The posterior tibial tibial dysfunction or if there is something going on with it could be a major factor in all of your foot, ankle and lower extremity pain. When you get the MRI done . Would you mind if i could have a report and maybe a copy of the films. i have two great foot and ankle surgeons who have three addtional years in the surgical treatment of the foot and ankle. I have read alot mri's but these guys taught me how to read them i would like to have them. I hope that this isn't too forward .We are pf family. i really mean this. My fax number is 1-856-848-5122

Re: Re:Dr. Z., They're only doing the foot. Am I getting short-changed?

Beverly on 11/19/00 at 16:51 (033086)

Dr. Z.,

I would be happy to send you the report, and I'll see about getting copies of the films. I am disappointed that this MRI is only going to be to the feet. Since I have PTT that has not gone away (still have it two months later although very little visible inflammation), am I getting short-changed on my MRI? I asked for an MRI to both the feet and ankles, and I was told that is too much to do at once. I found this hard to believe, because I've had MRI's to other area's of the body in the past that covered more territory than the feet. Mind you, the original injury and pain was to the feet and the ankles came later.
Thanks for your interest,
Beverly

Re: Re:Dr. Z., They're only doing the foot. Am I getting short-changed?

Dr. Zuckerman on 11/19/00 at 17:23 (033088)

Hi,

We always get the feet and ankles. They can always set up two appointments

if you are getting the posterior tibial tendon evaluated it goes right past the ankle joint. All the mri's that i get always include the ankle and foot joint especially the heels . So if i had a choice this is what parts of the foot and ankle I would want to take a look at.

Ankle
ligaments. all tendons that cross the ankle. Achilles tendon
talus,
navicular
cuboid
Posterior tibial tendon
The enire lateral aspect of the ankle joint which would be the ligaments.
there are three. Anterior Tal-fibular ligament. Posteriot tal-fibular ligaments and last but not least the calcaneal-fibular ligament. On the side of the foot and ankle you have the deltoid lig

On the bottom of the foof the entire plantar fascia.

So in summary do the entire foot and ankle both feet.

Re: Re:Dr. Z.: I'll try.

Beverly on 11/19/00 at 19:20 (033094)

Dr. Z,

Thanks for the info. I will call the doctor's office and try to get the ankles included in the MRI. My script only says, 'both feet.' I wish I had seen the doctor for this. But as you may know, I keep getting shuffled off to the PA. I will remind him that I also have ankle pain, as well as foot pain. I have a bad feeling, they won't expand the script to include the ankles.
Thanks,
Beverly

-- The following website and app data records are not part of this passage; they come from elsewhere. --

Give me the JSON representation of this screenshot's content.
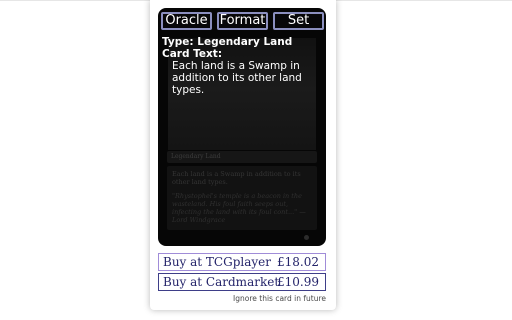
{
  "tabs": [
    {
      "label": "Oracle"
    },
    {
      "label": "Format"
    },
    {
      "label": "Set"
    }
  ],
  "oracle": {
    "type_line": "Type: Legendary Land",
    "card_text_heading": "Card Text:",
    "card_text_body": "Each land is a Swamp in addition to its other land types."
  },
  "card_image": {
    "type_line": "Legendary Land",
    "rules_text": "Each land is a Swamp in addition to its other land types.",
    "flavor_text": "\"Rhystophel's temple is a beacon in the wasteland. His foul faith seeps out, infecting the land with its foul cont...\" — Lord Windgrace"
  },
  "buy": [
    {
      "label": "Buy at TCGplayer",
      "price": "£18.02"
    },
    {
      "label": "Buy at Cardmarket",
      "price": "£10.99"
    }
  ],
  "ignore_label": "Ignore this card in future",
  "colors": {
    "tab_border": "#8b8fbf",
    "tcg_border": "#a08cd8",
    "cardmarket_border": "#3e3e88",
    "buy_text": "#24246a"
  }
}
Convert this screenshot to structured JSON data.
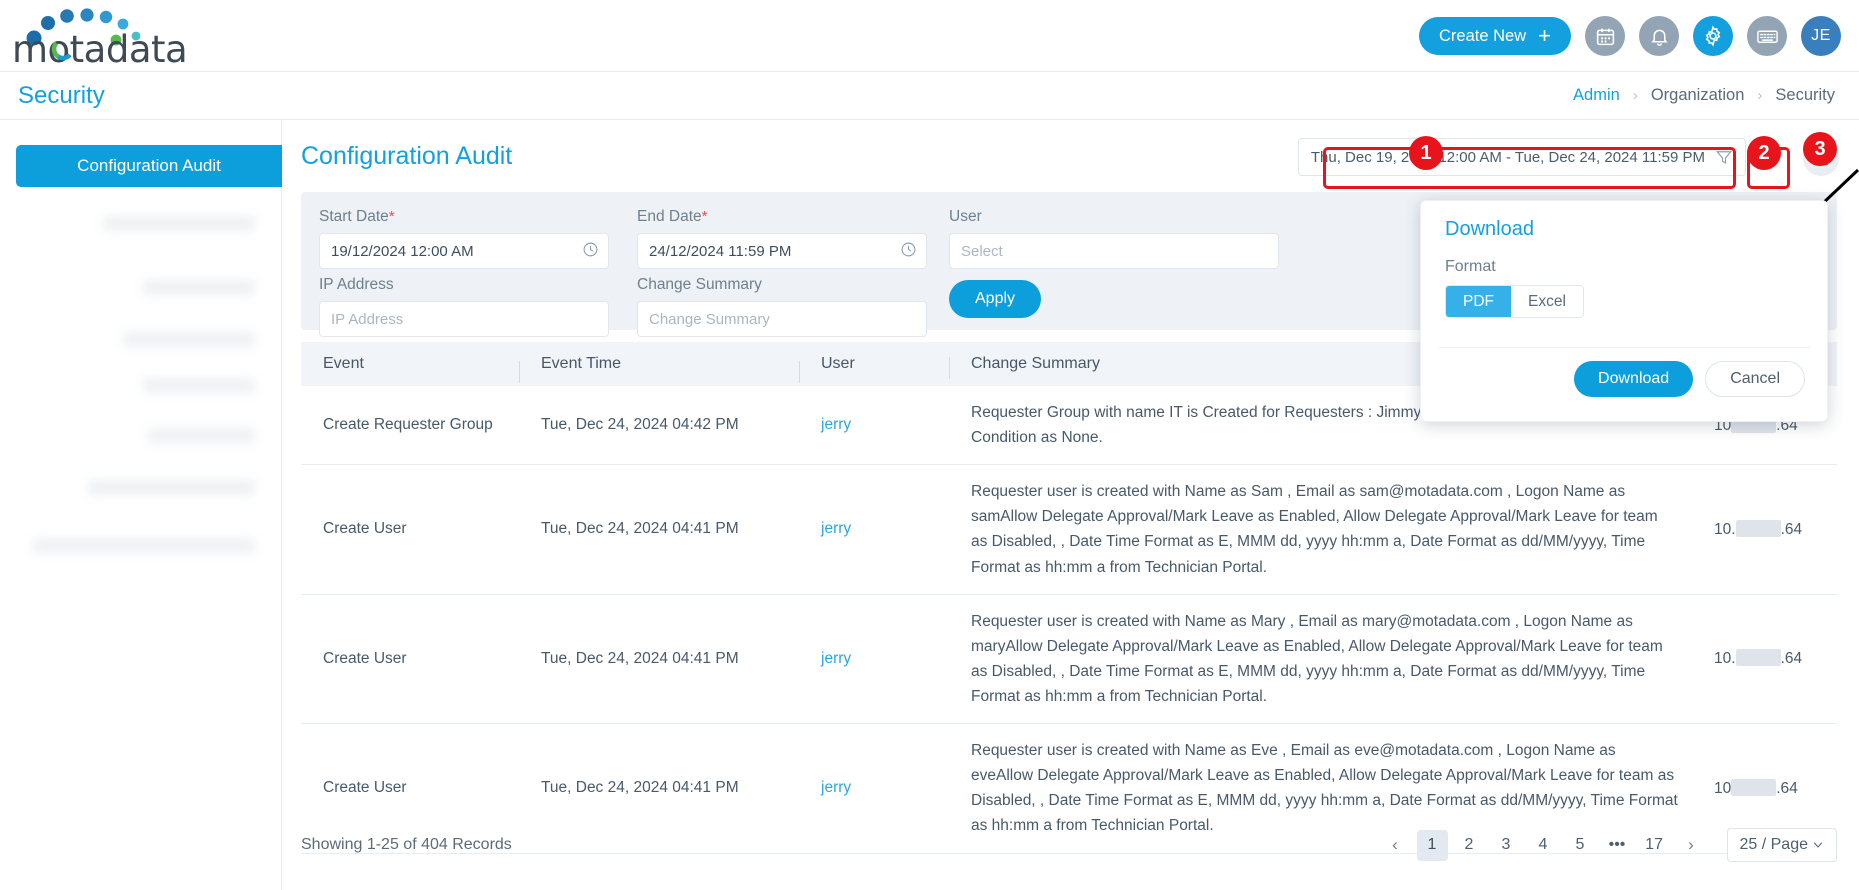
{
  "topbar": {
    "logo_text": "motadata",
    "create_new_label": "Create New",
    "icons": [
      "calendar-icon",
      "bell-icon",
      "gear-icon",
      "keyboard-icon"
    ],
    "avatar_initials": "JE"
  },
  "pagehead": {
    "title": "Security",
    "breadcrumb": [
      {
        "label": "Admin",
        "link": true
      },
      {
        "label": "Organization",
        "link": false
      },
      {
        "label": "Security",
        "link": false
      }
    ],
    "separator": "›"
  },
  "sidebar": {
    "active_item": "Configuration Audit"
  },
  "content": {
    "title": "Configuration Audit",
    "date_range": "Thu, Dec 19, 2024 12:00 AM - Tue, Dec 24, 2024 11:59 PM",
    "filter_icon": "filter-icon",
    "refresh_icon": "refresh-icon",
    "download_icon": "download-icon"
  },
  "filters": {
    "start_date": {
      "label": "Start Date",
      "required": "*",
      "value": "19/12/2024 12:00 AM"
    },
    "end_date": {
      "label": "End Date",
      "required": "*",
      "value": "24/12/2024 11:59 PM"
    },
    "user": {
      "label": "User",
      "placeholder": "Select",
      "value": ""
    },
    "ip_address": {
      "label": "IP Address",
      "placeholder": "IP Address",
      "value": ""
    },
    "change_summary": {
      "label": "Change Summary",
      "placeholder": "Change Summary",
      "value": ""
    },
    "apply_label": "Apply"
  },
  "table": {
    "columns": [
      "Event",
      "Event Time",
      "User",
      "Change Summary",
      ""
    ],
    "rows": [
      {
        "event": "Create Requester Group",
        "time": "Tue, Dec 24, 2024 04:42 PM",
        "user": "jerry",
        "summary": "Requester Group with name IT is Created for Requesters : Jimmy, Liza, Adam, Eve, Mary, Sam , Condition as None.",
        "ip_prefix": "10",
        "ip_suffix": ".64"
      },
      {
        "event": "Create User",
        "time": "Tue, Dec 24, 2024 04:41 PM",
        "user": "jerry",
        "summary": "Requester user is created with Name as Sam , Email as sam@motadata.com , Logon Name as samAllow Delegate Approval/Mark Leave as Enabled, Allow Delegate Approval/Mark Leave for team as Disabled, , Date Time Format as E, MMM dd, yyyy hh:mm a, Date Format as dd/MM/yyyy, Time Format as hh:mm a from Technician Portal.",
        "ip_prefix": "10.",
        "ip_suffix": ".64"
      },
      {
        "event": "Create User",
        "time": "Tue, Dec 24, 2024 04:41 PM",
        "user": "jerry",
        "summary": "Requester user is created with Name as Mary , Email as mary@motadata.com , Logon Name as maryAllow Delegate Approval/Mark Leave as Enabled, Allow Delegate Approval/Mark Leave for team as Disabled, , Date Time Format as E, MMM dd, yyyy hh:mm a, Date Format as dd/MM/yyyy, Time Format as hh:mm a from Technician Portal.",
        "ip_prefix": "10.",
        "ip_suffix": ".64"
      },
      {
        "event": "Create User",
        "time": "Tue, Dec 24, 2024 04:41 PM",
        "user": "jerry",
        "summary": "Requester user is created with Name as Eve , Email as eve@motadata.com , Logon Name as eveAllow Delegate Approval/Mark Leave as Enabled, Allow Delegate Approval/Mark Leave for team as Disabled, , Date Time Format as E, MMM dd, yyyy hh:mm a, Date Format as dd/MM/yyyy, Time Format as hh:mm a from Technician Portal.",
        "ip_prefix": "10",
        "ip_suffix": ".64"
      }
    ]
  },
  "pagination": {
    "info": "Showing 1-25 of 404 Records",
    "prev": "‹",
    "next": "›",
    "pages": [
      "1",
      "2",
      "3",
      "4",
      "5",
      "•••",
      "17"
    ],
    "active_page": "1",
    "per_page": "25 / Page"
  },
  "download_popup": {
    "title": "Download",
    "format_label": "Format",
    "options": [
      "PDF",
      "Excel"
    ],
    "selected_format": "PDF",
    "download_label": "Download",
    "cancel_label": "Cancel"
  },
  "annotations": {
    "badges": [
      "1",
      "2",
      "3"
    ],
    "accent": "#e8141b"
  },
  "colors": {
    "brand_blue": "#14a0de",
    "panel_bg": "#eef2f6",
    "text": "#3d4f5d"
  }
}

Re: Re:Dr. Z.: I'll try.

Dr. Zuckerman on 11/19/00 at 20:46 (033099)

When I just write down mri of the feet I will get it for the feet and ankle . If for some reason they avoid the ankle which I don't think they will just tell the techinican doing the mri where the pain is they will usually either include this part or call the Dr. Office. Don't worry I am sure that the ankle is included. I have never seen an MRI of just the foot when we are ruling out heel pain due to plantar fasciitis .For example if i
write mri of the foot rule out stress fracture i alway get the foot and ankle including the achilles tendon and posterior tibial tendon. But just call to make sure if you are concerned. If a patient called my office I would be happy that they have an interest in the test. The doctor should like an informed patient this way he doesn't have to work so hard at teaching and explain the subject of heel pain and plantar fasciitis

Re: Re:One more info...

john h on 11/24/00 at 11:50 (033392)

beverly: what is 'squishy'? some sort of teaxs lingo?

Re: Re:To John on the definition of squishy

Kay S on 11/25/00 at 14:05 (033488)

Beverly--I think your description of the 'squishiness' factor is hysterical! It reminded me of when I first started doing hospital nursing and we had our own lingo for various conditions---one which we could never share with anyone else. I have no idea what any of that means as far as your foot pain, but I wanted you to know you gave me a laugh, and goodness knows I can use that!